    I said here weeks ago I wouldn’t be shocked if in 5 years they’re still in Yankee Stadium, constructing anything takes a long time in NYC, especially a massive sports stadium. Money can only go so far, at some point you will hit blockades that take time to overcome. Also I find using friendlies as a point of reference for how the field will be to be funny. When big teams come in for a one off the stadiums do everything in their power to make the field be as nice as possible, you think they’ll bend over backwards for an MLS team? I have my doubts, even if Yankees are part owners.

  27. Ryan in NYC says:

    Just put a 25,000 seat stadium in LIC and be done with it. Geez. Anyone know if the Flushing idea is completely dead? I’m not crazy about the Bronx idea.

  28. Cosmosfan says:

    LOL. Can’t wait for nearly empty stadium, with shit sight lines, terrible field, having dates constantly moved or playing at weird dates and times…and thuggish security!
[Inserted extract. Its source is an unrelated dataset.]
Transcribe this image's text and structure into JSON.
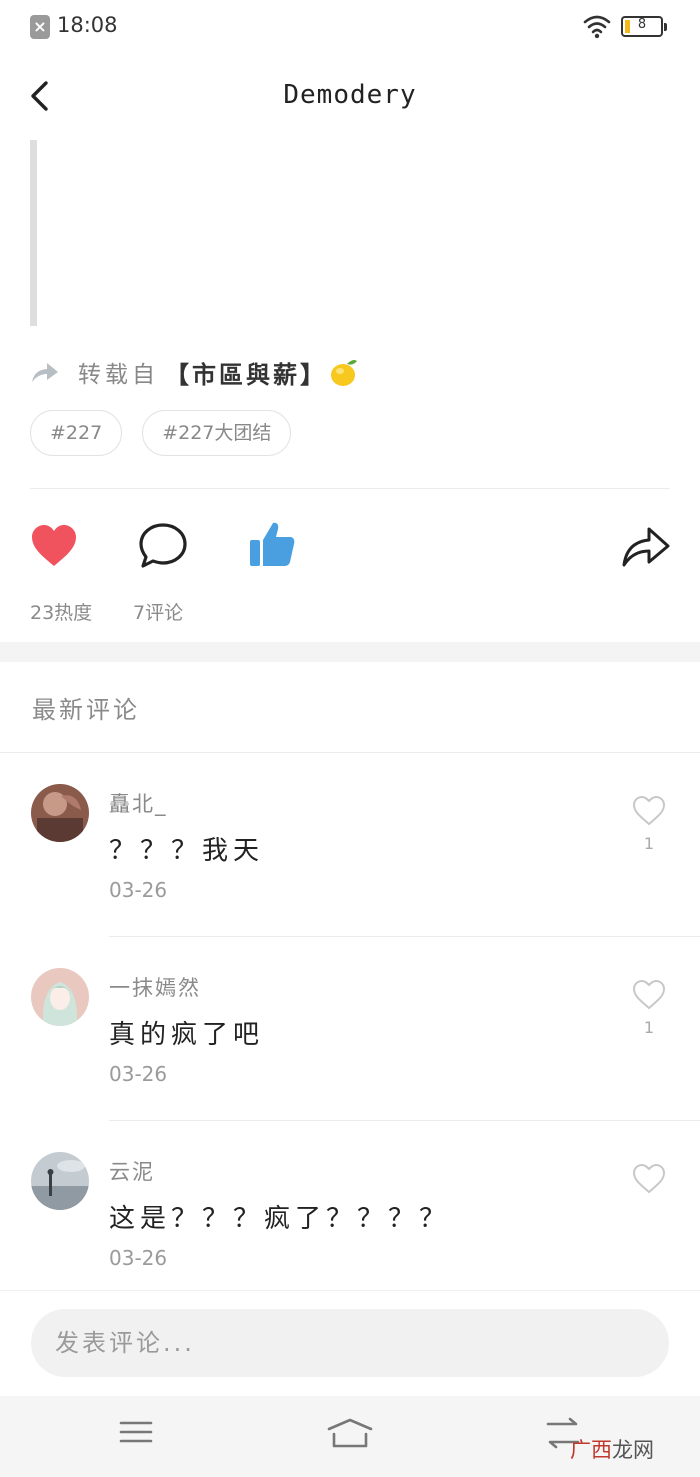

Its like Giants Stadium, only worse.

    MLS really looking foolish with Miami and NYC expansion plans.

  29. Cairo says:

    They will get a stadium sooner or later–the question is whether there will any new team momentum left by the time that they get it. Aside from the baseball configuration issues (Yankee stadium is better than most for soccer because of the short right field porch), to me the big problem is working around 81 Yankee home games (plus possibly a dozen more if they make the World Series). Because of this, soccer will be an afterthought, and you can’t do anything to improve the configuration (such as bringing in temp stands to place on the third base line. I’d rather they play in a refurbished small HS or JC stadium (a la the Quakes) than this.

  30. RBNY says:

    “When NYCFC signs a couple of big players” lol. Big players want to play for big clubs. We will still be the preferred destination for top shelf talent. Big time players will take one look at the NYC set up: No grounds, no training facilty, no history, no fans and come running to Red Bull. Be real with yourselves hahaha.

    • Jay says:

      But then they will find out they play in New Jersey lol and then run back across the bridge to New York.

      • RBNY says:

        Pretty sure Titi lives in SoHo and doesn’t have a problem getting to the Arena and the Harrison and the training facility in Hanover. Don’t bet on the players being as idiotic as NYCFC supporters.

    • Chris says:

      Hahahaha is right. Players come to RBNY for the NY aspect of the team (and the money).

      They will settle themselves into NY and Yankee Stadium in a heartbeat, you are fooling yourself if you don’t think that buddy.

      • RBNY says:

        RBNY has one of the best stadiums and THE BEST training facility in the league. NYCFC has neither. Players always take note of this. If you are Xavi, you can like Titi does and play for a big club with world class facilities – or live in SoHo like Titi does and play for an expansion franchise in a baseball stadium… Which one would you pick?

        Don’t fool yourself buddy.

        • Chris says:

          It doesn’t have to be that clear cut of an either-or situation. If you truly don’t think NYCFC can draw a big name player, you are nuts.

  31. Tom Kozal says:

    If they keep to a location on the Subway lines, they will do great. They know this. No river. No Path train. Etc. the D train. Maybe a metro north or Lirr stop.

    I will be there

    NYC resident

  32. Chris says:

    Soccer/baseball double header at Yankee Stadium? NYCFC game at 1:00pm, Yankee game at 7:00pm?

    Might actually be kinda cool even if its a pipedream.

  33. Stan says:

    Looks like Man City are fast becoming the next RedBull of global soccer:

    link to

    Sad to see Melbourne Heart fans going thru the same thing MetroStars fans had to endure. This generic, fast food franchise approach to team ownership blows.